CompTIA’s Future Leaders Community covered a lot of ground during its first formal face-to-face meeting on Tuesday, held in conjunction with CompTIA’s Annual Member Meeting. Still in its infancy, the group began defining its mission, coming up with initiatives for the coming year and talking about ways to grow the group in 2015.
“We need to work on identifying what everyone’s experience is and realize we’re all going through the same thing,” said Lauren Brekke, of McAfee Inc., and a member of the Future Leaders steering committee.
Bridging the Generation Gap
She and other members of the Future Leaders steering committee spread out among the five tables to facilitate small conversations on big topics: What’s the future of this community? How do we keep people engaged and ways people can contribute, even if they’re introverts or new to the industry. In the roundtable discussions, the group of 30 talked about ways to foster sharing between generations and how the new batch of IT leaders can grow within their communities and provide guidance for others.

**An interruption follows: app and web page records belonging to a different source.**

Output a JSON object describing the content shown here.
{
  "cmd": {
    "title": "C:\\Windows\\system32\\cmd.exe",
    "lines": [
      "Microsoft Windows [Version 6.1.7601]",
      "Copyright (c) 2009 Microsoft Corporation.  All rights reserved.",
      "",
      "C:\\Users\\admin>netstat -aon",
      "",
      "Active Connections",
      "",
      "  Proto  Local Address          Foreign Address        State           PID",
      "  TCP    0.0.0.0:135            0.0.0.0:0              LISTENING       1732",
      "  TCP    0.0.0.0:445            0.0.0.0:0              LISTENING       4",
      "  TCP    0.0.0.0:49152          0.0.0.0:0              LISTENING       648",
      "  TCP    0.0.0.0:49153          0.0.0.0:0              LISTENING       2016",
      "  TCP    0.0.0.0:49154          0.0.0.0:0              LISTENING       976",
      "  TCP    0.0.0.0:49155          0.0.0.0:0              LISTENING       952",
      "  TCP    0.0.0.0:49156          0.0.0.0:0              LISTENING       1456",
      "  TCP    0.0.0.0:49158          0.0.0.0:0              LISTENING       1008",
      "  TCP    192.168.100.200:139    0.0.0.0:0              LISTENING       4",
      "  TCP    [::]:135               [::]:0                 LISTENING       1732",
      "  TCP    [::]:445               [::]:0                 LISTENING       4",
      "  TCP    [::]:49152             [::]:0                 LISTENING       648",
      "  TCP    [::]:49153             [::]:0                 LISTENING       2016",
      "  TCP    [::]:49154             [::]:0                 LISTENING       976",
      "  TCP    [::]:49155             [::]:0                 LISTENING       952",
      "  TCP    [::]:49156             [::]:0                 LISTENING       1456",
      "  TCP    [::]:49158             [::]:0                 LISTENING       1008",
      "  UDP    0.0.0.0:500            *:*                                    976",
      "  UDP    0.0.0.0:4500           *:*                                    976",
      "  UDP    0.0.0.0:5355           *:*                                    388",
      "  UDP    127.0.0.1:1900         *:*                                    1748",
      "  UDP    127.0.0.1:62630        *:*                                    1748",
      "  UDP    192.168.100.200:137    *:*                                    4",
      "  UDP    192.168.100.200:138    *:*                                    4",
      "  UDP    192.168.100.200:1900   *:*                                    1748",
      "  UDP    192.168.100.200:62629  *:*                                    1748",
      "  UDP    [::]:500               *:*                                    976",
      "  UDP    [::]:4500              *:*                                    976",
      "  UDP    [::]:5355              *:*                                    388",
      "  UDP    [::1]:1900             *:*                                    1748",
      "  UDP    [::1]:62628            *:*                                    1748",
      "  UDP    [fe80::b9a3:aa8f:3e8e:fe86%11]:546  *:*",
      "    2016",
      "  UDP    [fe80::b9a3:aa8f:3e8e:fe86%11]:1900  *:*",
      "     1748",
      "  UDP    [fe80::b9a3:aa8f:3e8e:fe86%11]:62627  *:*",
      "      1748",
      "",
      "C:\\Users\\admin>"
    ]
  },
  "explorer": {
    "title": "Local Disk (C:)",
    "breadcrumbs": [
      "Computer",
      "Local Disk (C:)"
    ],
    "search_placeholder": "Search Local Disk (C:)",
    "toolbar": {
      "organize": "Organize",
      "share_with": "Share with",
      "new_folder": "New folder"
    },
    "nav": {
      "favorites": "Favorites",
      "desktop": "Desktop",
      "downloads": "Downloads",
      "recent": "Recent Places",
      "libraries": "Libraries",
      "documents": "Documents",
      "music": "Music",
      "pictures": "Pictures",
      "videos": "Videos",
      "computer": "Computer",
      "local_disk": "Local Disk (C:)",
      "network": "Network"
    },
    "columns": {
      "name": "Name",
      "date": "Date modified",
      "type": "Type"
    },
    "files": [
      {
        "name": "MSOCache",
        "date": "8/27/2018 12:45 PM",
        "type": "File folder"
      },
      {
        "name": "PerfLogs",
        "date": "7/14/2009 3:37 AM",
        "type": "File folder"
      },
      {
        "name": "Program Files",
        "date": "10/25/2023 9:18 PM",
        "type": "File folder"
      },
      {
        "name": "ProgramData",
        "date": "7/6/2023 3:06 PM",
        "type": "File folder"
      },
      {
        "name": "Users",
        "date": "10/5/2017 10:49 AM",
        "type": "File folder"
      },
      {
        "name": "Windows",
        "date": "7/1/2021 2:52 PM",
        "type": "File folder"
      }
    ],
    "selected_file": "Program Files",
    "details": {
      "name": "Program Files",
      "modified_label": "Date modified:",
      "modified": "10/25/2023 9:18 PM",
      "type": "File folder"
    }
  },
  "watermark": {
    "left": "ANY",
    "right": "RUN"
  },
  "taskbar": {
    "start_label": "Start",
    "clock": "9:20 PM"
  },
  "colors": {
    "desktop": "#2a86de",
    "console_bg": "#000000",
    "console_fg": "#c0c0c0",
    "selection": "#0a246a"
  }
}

“All generations still have quite a bit to learn from each other,” said 2014 ChannelChanger Rory Jackson, of Business Continuity Technologies. “There’s plenty we can teach you and plenty you can teach us.”
Community chair Brittani Von Roden said the industry will have to adjust to a new generation of workers who respond to flexibility over “Coffee is for closers”-style management, and creative efficiencies over traditional process.
“We want millennials and members of the Future Leaders to join other CompTIA Communities to bridge those gaps,” Von Roden said. “We just work differently and we have to adapt the way we go through our careers.”
Millennials also have different career expectations, especially in IT. “You come out of college hearing about how you’ll get a great job and suddenly everyone’s like, ‘No, you’re not going to make $100,000 this year.’ Half the kids I went to school with aren’t in the industry anymore because they thought they’d go to school and get a job — they didn’t realize they’d have to work hard to get there,” Jackson said.
“Millennials need to earn their stripes,” Von Roden echoed. “You’re not going to end up in management the second you leave college.”
The group agreed that millennials interact differently in the workplace than baby boomers, but those differences can be leveraged.
“When I first started this company, I had five generations of people working for me,” said Chad Paalman, head of NuWave Technology Partners. “I’ve seen everything from the 70-year-old to the 20-year-old, and everyone feels like their ideas are important and matter. This is a generational thing I saw that we can’t lose focus on.”
The group discussed ways to prioritize what can be changed and how to understand the differences that likely won’t change. “As you get older, you tend to get a little more set in your ways and the one thing I’d want to make sure to nurture is to keep an open mind instead of simply poking holes in something, just for the sake of it,” said Kenneth May, of Swift Chip.
Company culture needs to work from the top down and encourages soft skills and open communication. “We need to help millennials understand the larger scope of technology and technology’s history,” said ChannelChanger Nate Teplow, of Continuum Managed IT Services. “We need to make sure we understand that, where we are and where things are going … People don’t think millennials understand business and how IT is there to support business.”
The Future Leaders also heard a presentation by Charles Eaton of CompTIA’s Creating IT Futures Foundation on the technology aspect of STEM and how IT companies small and large can offer mentorships and internships to help grow a new generation of the IT workforce.
Initiatives for 2015
The group discussed a variety of initiatives it might take on for 2015, from a quick start guide to industry acronyms to working gamification into the recruitment process. They also considered segmented types of onboarding, either in timed-out layers of information or segmented by job or title.
Mentorships also came up frequently, with proposals to help companies establish mentorship programs through HR or using a third party organization to recruit people and foster a natural mentorship culture. “I was lucky to have mentors who could teach me the skills I’d need, mostly with customer interactions,” Jackson said.
The group considered ways a millennial mentorship might help integrate young employees into the workplace and the company culture. They also discussed the other side, helping millennials understand the importance of mentorships and what IT companies look for when they want to mentor people.
“A lot of this has to do with the stereotypes, and it’s reminding us that all generations have something to learn and something to teach,” said Phillips.
Become A Future Leader
CompTIA’s Future Leaders Community is open to all, no matter what age, to avoid creating a community in a vacuum. A Facebook group is in the works, and you can connect with the group now through LinkedIn. “If every single member of the community simple got one more person to join, we’d double our membership,” encouraged community leader Chris Phillips. The group will meet in person at ChannelCon in Chicago, and conduct regular online meetings throughout the year. Click here to join. Michelle Peterson is a communications specialist for CompTIA.